JOY, N.Y. — If you ask Bruce Farrington, not much has changed in the Hamlet of Joy in Wayne County since the 1800s, and he thinks the former resident of this house would agree.
“Maybe he’d be happy that the road is paved, but I don’t think he’d be that surprised much hasn’t changed," said Farrington.
The person he's talking about is General Gordon Granger. If that name doesn’t ring a bell, you’re not alone. Farrington says that even people who grew up across the street don’t know about this history here.
"We want to educate local people that this house and Gordon Granger played a pivotal role in our history," said Farrington.
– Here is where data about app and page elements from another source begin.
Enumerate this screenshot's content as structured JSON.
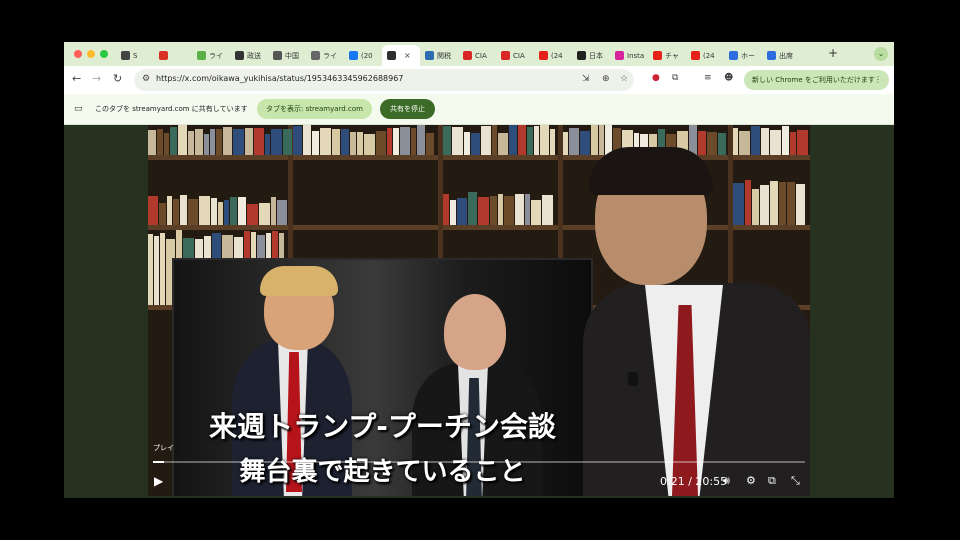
{
  "colors": {
    "tabstrip_bg": "#dfeed3",
    "share_pill": "#c6e6ab",
    "stop_btn": "#3b6b27",
    "video_bg": "#26311f"
  },
  "traffic_lights": [
    "#ff5f57",
    "#febc2e",
    "#28c840"
  ],
  "tabs": [
    {
      "icon": "s-icon",
      "color": "#444444",
      "label": "S"
    },
    {
      "icon": "record-icon",
      "color": "#d93025",
      "label": ""
    },
    {
      "icon": "play-triangle-icon",
      "color": "#5bb048",
      "label": "ライ"
    },
    {
      "icon": "briefcase-icon",
      "color": "#333333",
      "label": "政送"
    },
    {
      "icon": "stick-figure-icon",
      "color": "#555555",
      "label": "中国"
    },
    {
      "icon": "image-icon",
      "color": "#666666",
      "label": "ライ"
    },
    {
      "icon": "facebook-icon",
      "color": "#1877f2",
      "label": "(20"
    },
    {
      "icon": "streamyard-icon",
      "color": "#2f2f2f",
      "label": "",
      "active": true
    },
    {
      "icon": "c-icon",
      "color": "#2b6cb0",
      "label": "関税"
    },
    {
      "icon": "yahoo-icon",
      "color": "#d92626",
      "label": "CIA"
    },
    {
      "icon": "yahoo-icon",
      "color": "#d92626",
      "label": "CIA"
    },
    {
      "icon": "youtube-icon",
      "color": "#e62117",
      "label": "(24"
    },
    {
      "icon": "nikkei-icon",
      "color": "#222222",
      "label": "日本"
    },
    {
      "icon": "instagram-icon",
      "color": "#d6249f",
      "label": "Insta"
    },
    {
      "icon": "youtube-icon",
      "color": "#e62117",
      "label": "チャ"
    },
    {
      "icon": "youtube-icon",
      "color": "#e62117",
      "label": "(24"
    },
    {
      "icon": "zoom-icon",
      "color": "#2d6cdf",
      "label": "ホー"
    },
    {
      "icon": "zoom-icon",
      "color": "#2d6cdf",
      "label": "出席"
    }
  ],
  "toolbar": {
    "url": "https://x.com/oikawa_yukihisa/status/1953463345962688967",
    "update_label": "新しい Chrome をご利用いただけます"
  },
  "sharebar": {
    "message": "このタブを streamyard.com に共有しています",
    "show_tab_label": "タブを表示: streamyard.com",
    "stop_label": "共有を停止"
  },
  "video": {
    "caption_line1": "来週トランプ-プーチン会談",
    "caption_line2": "舞台裏で起きていること",
    "play_label": "プレイ",
    "time": "0:21 / 20:55",
    "progress_fraction": 0.017
  }
}
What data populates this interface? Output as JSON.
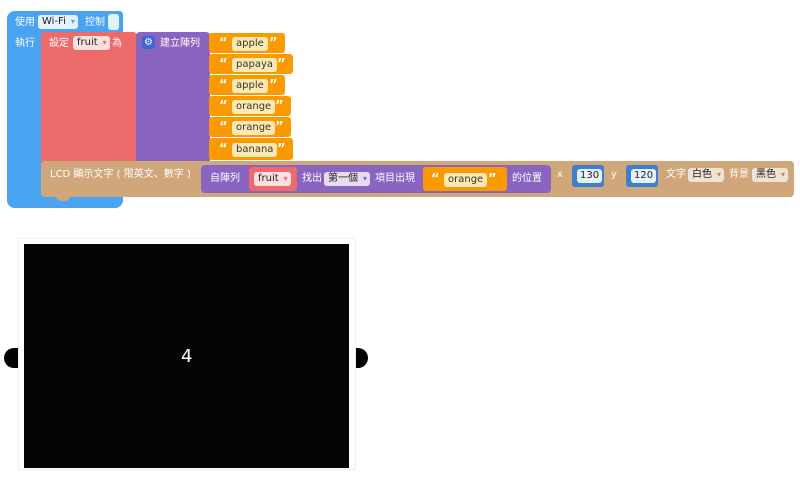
{
  "event_block": {
    "prefix": "使用",
    "wifi_dropdown": "Wi-Fi",
    "suffix": "控制",
    "do_label": "執行"
  },
  "set_block": {
    "label": "設定",
    "variable": "fruit",
    "to_label": "為"
  },
  "array_block": {
    "label": "建立陣列",
    "items": [
      "apple",
      "papaya",
      "apple",
      "orange",
      "orange",
      "banana"
    ]
  },
  "lcd_block": {
    "label": "LCD 顯示文字 ( 限英文、數字 )",
    "from_array_label": "自陣列",
    "array_var": "fruit",
    "find_label": "找出",
    "occurrence": "第一個",
    "item_label": "項目出現",
    "search_value": "orange",
    "position_label": "的位置",
    "x_label": "x",
    "x_value": "130",
    "y_label": "y",
    "y_value": "120",
    "text_color_label": "文字",
    "text_color": "白色",
    "bg_label": "背景",
    "bg_color": "黑色"
  },
  "lcd_screen": {
    "display_text": "4"
  },
  "colors": {
    "event_blue": "#4aa3f0",
    "variable_red": "#ec6a6a",
    "array_purple": "#8a64c1",
    "string_orange": "#fb9a00",
    "lcd_brown": "#d0a67b",
    "screen_black": "#050505"
  }
}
Gen. Granger issued General Order No. 3 in Galveston, Texas, on June 19, 1865. This is the order that freed the remaining slaves, starting the celebration of the Juneteenth holiday.
It’s something Farrington spent the last couple of years working to make known. It's work that’s gone into a historical marker.
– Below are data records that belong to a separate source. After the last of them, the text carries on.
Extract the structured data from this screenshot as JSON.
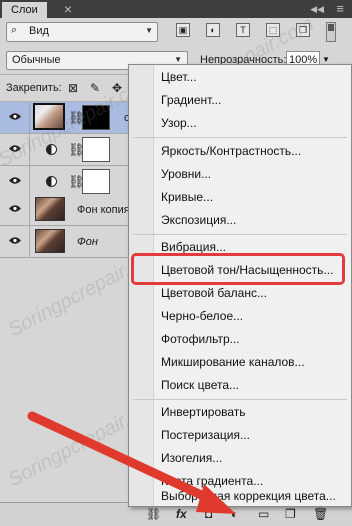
{
  "panel": {
    "title": "Слои",
    "close_glyph": "×",
    "collapse_glyph": "◀◀",
    "window_close_glyph": "≡"
  },
  "filter": {
    "kind_label": "Вид",
    "icons": [
      "image-filter-icon",
      "adjustment-filter-icon",
      "type-filter-icon",
      "shape-filter-icon",
      "smart-object-filter-icon"
    ],
    "icon_glyphs": [
      "▣",
      "◐",
      "T",
      "⬚",
      "❐"
    ]
  },
  "blend": {
    "mode": "Обычные",
    "opacity_label": "Непрозрачность:",
    "opacity_value": "100%"
  },
  "lock": {
    "label": "Закрепить:",
    "glyphs": [
      "⊠",
      "✎",
      "✥"
    ]
  },
  "layers": [
    {
      "name": "с",
      "type": "photo-with-mask",
      "mask": "black",
      "selected": true,
      "visible": true
    },
    {
      "name": "",
      "type": "adjustment",
      "mask": "white",
      "selected": false,
      "visible": true
    },
    {
      "name": "",
      "type": "adjustment",
      "mask": "white",
      "selected": false,
      "visible": true
    },
    {
      "name": "Фон копия",
      "type": "photo",
      "selected": false,
      "visible": true
    },
    {
      "name": "Фон",
      "type": "photo",
      "selected": false,
      "visible": true,
      "italic": true
    }
  ],
  "menu": {
    "items": [
      "Цвет...",
      "Градиент...",
      "Узор...",
      "Яркость/Контрастность...",
      "Уровни...",
      "Кривые...",
      "Экспозиция...",
      "Вибрация...",
      "Цветовой тон/Насыщенность...",
      "Цветовой баланс...",
      "Черно-белое...",
      "Фотофильтр...",
      "Микширование каналов...",
      "Поиск цвета...",
      "Инвертировать",
      "Постеризация...",
      "Изогелия...",
      "Карта градиента...",
      "Выборочная коррекция цвета..."
    ],
    "highlighted": "Цветовой тон/Насыщенность..."
  },
  "bottom_bar": {
    "icons": [
      "link-icon",
      "fx-icon",
      "mask-icon",
      "adjustment-layer-icon",
      "group-icon",
      "new-layer-icon",
      "trash-icon"
    ],
    "fx_label": "fx"
  },
  "watermark": "Soringpcrepair.com",
  "colors": {
    "highlight": "#e33b3b",
    "arrow": "#e03a2e",
    "selected_layer": "#aabbe2"
  }
}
"This sign, when I look at it represents a lot of research," Farrington said.
Every sentence on the sign tells Granger's story — a story that Farrington says Hollywood couldn’t even write.
“If you wrote a script about where would you like the name of the place of the guy who read the order that brought so much joy to them to be from, you couldn’t pick a better place than Joy, New York," said Farrington.